This was refreshing. Over recent years, the focus on execution quality and research unbundling, the shift to passive investing through tracker funds and ETFs, and declining commissions have created a negative dialogue around sell-side firms. However, the reality is that knowledgeable ‘on the ground’ brokers are indispensable to institutional investors.

This is nowhere more apparent than in the ASEAN region – a group of ten countries with a combined population of over 650 million. It is one of the world’s fastest-growing regions and represents a diverse range of economies, cultures, and growth potential, offering attractive opportunities for portfolio diversification. However, trading ASEAN markets comes hand in hand with a variety of challenges, particularly market structure disparities.

Below are some of the key issues as to why an institutional investment firm needs the right sell-side partners:

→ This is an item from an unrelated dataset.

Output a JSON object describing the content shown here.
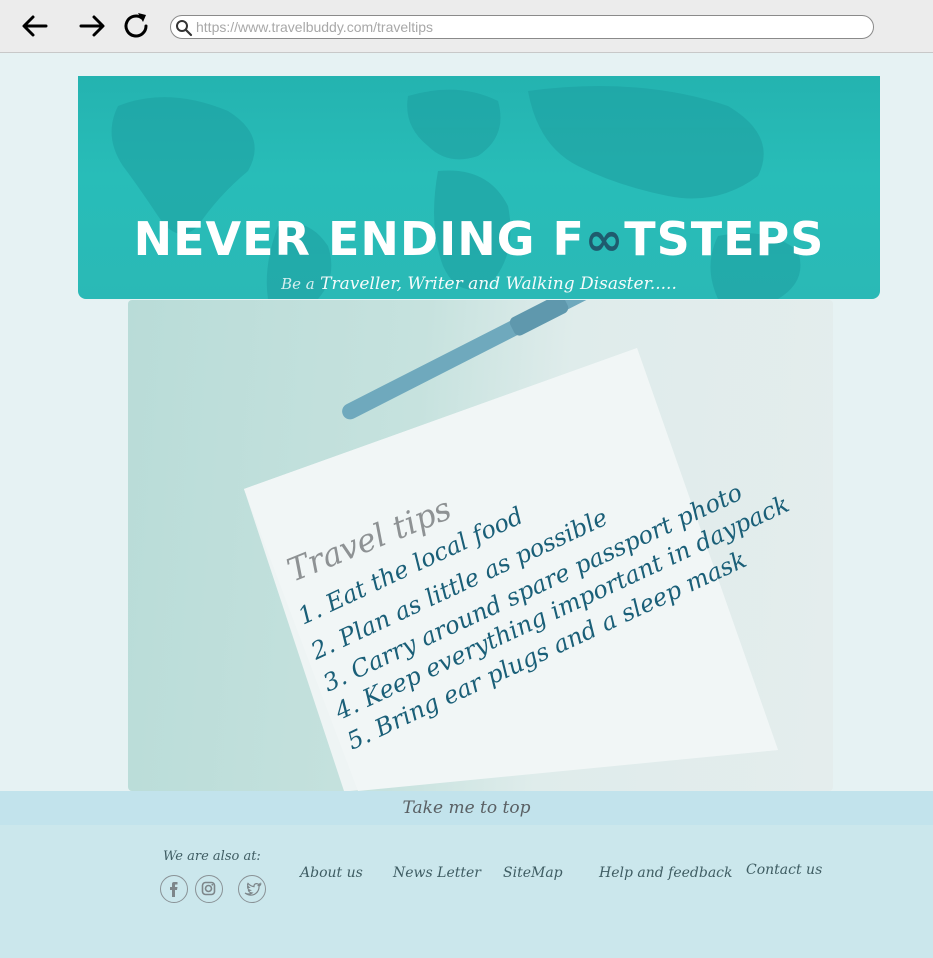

  1. Market Maturity

ASEAN markets vary in maturity. For instance, Singapore’s stock exchange is highly developed and liquid, while markets such as Vietnam or Cambodia are still evolving, with lower liquidity and fewer advanced financial instruments. Institutional investors need to work with their brokers to understand the liquidity risks for a given market, such as price slippage and the ability to hedge or exit positions.

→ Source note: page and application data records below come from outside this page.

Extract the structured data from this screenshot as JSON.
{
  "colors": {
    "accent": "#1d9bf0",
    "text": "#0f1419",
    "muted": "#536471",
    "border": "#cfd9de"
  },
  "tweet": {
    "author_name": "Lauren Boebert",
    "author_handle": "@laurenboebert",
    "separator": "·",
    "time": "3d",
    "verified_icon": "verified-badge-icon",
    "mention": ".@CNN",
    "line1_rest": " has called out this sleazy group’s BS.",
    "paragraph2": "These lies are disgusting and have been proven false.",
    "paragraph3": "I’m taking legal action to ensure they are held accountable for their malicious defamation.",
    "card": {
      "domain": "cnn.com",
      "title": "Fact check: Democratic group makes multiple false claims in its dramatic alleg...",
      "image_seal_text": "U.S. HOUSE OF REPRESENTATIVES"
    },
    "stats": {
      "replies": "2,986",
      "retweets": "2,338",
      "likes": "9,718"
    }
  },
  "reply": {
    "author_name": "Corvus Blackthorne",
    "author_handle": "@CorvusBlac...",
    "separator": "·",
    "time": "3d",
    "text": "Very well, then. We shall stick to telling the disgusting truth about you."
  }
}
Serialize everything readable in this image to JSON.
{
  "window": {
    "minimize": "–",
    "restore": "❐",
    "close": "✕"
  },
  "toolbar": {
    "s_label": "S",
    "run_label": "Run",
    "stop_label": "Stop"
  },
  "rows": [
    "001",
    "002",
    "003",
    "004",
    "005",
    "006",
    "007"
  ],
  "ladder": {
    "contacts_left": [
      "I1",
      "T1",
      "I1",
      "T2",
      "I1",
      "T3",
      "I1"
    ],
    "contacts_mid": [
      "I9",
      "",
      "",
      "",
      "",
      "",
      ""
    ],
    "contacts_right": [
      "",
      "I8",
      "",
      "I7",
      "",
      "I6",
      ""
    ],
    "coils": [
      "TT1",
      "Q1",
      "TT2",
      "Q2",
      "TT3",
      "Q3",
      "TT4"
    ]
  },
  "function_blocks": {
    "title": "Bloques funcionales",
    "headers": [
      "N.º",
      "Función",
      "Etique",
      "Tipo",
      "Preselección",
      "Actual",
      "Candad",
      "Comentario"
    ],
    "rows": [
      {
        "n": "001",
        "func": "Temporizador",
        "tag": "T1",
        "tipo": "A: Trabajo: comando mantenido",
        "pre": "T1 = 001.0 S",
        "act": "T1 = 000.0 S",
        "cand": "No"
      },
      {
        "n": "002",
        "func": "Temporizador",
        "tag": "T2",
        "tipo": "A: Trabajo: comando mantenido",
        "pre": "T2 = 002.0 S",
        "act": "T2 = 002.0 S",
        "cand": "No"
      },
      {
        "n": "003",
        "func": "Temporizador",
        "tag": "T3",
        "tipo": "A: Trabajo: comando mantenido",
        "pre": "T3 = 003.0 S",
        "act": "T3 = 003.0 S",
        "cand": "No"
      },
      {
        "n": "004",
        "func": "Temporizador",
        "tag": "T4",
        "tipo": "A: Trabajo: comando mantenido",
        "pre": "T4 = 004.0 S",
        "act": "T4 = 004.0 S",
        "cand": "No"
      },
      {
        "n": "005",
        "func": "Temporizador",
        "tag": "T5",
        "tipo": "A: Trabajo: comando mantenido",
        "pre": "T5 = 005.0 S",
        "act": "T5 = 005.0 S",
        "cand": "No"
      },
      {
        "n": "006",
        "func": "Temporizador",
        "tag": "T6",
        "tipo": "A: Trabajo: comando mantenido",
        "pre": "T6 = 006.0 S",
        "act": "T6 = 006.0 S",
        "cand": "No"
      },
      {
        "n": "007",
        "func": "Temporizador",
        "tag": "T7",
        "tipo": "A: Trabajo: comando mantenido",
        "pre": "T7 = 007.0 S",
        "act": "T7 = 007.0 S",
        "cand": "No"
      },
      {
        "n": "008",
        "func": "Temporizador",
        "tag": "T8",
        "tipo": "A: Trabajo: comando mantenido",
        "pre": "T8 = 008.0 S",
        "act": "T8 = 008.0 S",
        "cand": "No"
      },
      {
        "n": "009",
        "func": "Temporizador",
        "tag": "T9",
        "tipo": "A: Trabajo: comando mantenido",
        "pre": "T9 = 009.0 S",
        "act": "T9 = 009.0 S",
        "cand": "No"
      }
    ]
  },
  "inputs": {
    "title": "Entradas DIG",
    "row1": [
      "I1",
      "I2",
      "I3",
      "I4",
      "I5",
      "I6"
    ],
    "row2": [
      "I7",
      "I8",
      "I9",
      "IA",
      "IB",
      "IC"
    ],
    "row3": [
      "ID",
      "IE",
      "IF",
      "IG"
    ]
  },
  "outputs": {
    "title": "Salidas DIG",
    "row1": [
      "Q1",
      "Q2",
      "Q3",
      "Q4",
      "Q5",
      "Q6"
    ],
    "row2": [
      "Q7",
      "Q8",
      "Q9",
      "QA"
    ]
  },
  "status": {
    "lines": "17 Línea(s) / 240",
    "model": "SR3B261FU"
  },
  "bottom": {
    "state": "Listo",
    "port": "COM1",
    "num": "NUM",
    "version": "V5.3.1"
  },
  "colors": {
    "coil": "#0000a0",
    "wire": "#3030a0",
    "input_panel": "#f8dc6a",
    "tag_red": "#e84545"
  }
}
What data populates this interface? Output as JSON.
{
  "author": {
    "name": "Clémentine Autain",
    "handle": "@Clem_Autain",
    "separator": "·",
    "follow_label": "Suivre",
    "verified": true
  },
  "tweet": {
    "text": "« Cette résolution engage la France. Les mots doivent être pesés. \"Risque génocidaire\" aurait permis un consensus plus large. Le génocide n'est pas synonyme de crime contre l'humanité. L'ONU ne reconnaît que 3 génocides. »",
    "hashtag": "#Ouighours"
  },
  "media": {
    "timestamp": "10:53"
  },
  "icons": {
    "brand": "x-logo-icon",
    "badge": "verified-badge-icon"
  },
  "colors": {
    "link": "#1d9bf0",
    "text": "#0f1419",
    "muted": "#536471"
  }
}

  1. Trading Hours

Trading hours can differ significantly, and while some markets operate a standard 9:00 AM to 4:00 PM schedule, others have shorter trading hours or specific trading sessions designed for foreign investors. Managing orders and executions across multiple markets with varying trading hours can be logistically challenging.

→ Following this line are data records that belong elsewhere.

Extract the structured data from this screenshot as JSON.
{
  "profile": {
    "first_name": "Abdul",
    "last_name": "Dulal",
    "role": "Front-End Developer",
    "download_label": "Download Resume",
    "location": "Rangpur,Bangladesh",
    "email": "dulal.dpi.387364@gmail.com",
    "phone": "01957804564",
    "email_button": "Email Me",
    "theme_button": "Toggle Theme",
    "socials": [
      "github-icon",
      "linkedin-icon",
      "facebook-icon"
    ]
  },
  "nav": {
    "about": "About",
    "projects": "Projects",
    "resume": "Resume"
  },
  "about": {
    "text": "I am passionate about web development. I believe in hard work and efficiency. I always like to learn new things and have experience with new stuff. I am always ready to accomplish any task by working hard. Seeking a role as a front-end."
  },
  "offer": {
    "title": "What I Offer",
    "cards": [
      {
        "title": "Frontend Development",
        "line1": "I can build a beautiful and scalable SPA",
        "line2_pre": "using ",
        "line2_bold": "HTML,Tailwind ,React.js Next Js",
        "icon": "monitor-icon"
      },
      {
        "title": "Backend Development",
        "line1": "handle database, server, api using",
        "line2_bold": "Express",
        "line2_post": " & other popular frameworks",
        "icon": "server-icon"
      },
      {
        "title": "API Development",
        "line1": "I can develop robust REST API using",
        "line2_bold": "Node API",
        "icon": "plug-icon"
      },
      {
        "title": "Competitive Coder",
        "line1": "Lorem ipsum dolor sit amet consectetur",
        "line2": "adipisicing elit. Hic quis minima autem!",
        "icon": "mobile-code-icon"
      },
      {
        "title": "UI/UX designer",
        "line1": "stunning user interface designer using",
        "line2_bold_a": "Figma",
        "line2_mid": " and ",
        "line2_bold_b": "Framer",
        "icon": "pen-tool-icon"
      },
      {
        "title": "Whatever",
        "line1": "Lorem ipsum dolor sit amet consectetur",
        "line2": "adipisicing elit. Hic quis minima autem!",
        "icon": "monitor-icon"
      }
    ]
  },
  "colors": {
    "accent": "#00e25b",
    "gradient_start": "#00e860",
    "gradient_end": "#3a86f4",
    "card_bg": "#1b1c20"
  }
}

  1. Market Regulation

The lack of regulatory alignment creates disparities in trading practices and rules. Different listing requirements, circuit breakers, and disclosure obligations can impact how equities are traded between markets. This extends to ownership restrictions and foreign investment rules. For instance, some countries limit the percentage of shares foreign investors can own or require pre-approval for significant investments, impacting portfolio allocation and investment strategies.

  1. Settlement and Clearing Systems

Lack of uniformity across settlement and clearing systems is another issue, with each market having its own central depository and clearinghouse. Differences in operational processes, settlement cycles, and custody requirements can complicate post-trade activities.

  1. Currency Risk

Currency risk is a major consideration for institutional investors. Exchange rate volatility can significantly impact returns. Managing currency risk through hedging strategies is essential, but it adds an additional layer of complexity to investment decisions.

  1. Technology and Infrastructure

Market infrastructure varies considerably between countries. More developed markets have advanced trading platforms and lower latency, while emerging markets may face technological limitations. Investors must consider the quality of market infrastructure when assessing trading strategies and achievable execution quality.

  1. Information Asymmetry

Despite ongoing efforts, there is a lack of consistency in information disclosure and transparency standards among ASEAN countries. Some markets lack the level of information accessibility and disclosure of others, leading to information asymmetry. This includes market data, and investors may struggle to obtain real-time and historical data for less mature markets.

  1. Political and Geopolitical Risks

Changes in government policies, trade tensions, and regional disputes can create uncertainty that quickly impacts business sentiment. A heavy dependency on relations with China means investors must be aware of changing dynamics and potential headwinds with key trading partners.

The distinct market structures across ASEAN countries present a complex landscape for institutional investors. Differences in market maturity, trading hours, regulation, ownership rules, settlement systems, technology, and cultural factors require a deep understanding and adaptable strategies.

It is also a constantly evolving picture; for instance, Vietnam is on the FTSE Russell watch list for reclassification to Secondary Emerging Market status from its current Frontier Market index. Should this occur, it will likely boost liquidity and create trading opportunities.

All of which highlights the need for institutional investors to cultivate valuable relationships with sell-side brokers with the local knowledge, market access, and infrastructure required to help them take advantage of the opportunities and navigate the risks inherent in these high-growth economies.

Rapid Addition is a leading trading technology provider that partners with both sell and buy-side firms to simplify counterparty and market connectivity; build unique, competitively differentiating workflow; and enhance the performance of electronic trading infrastructure.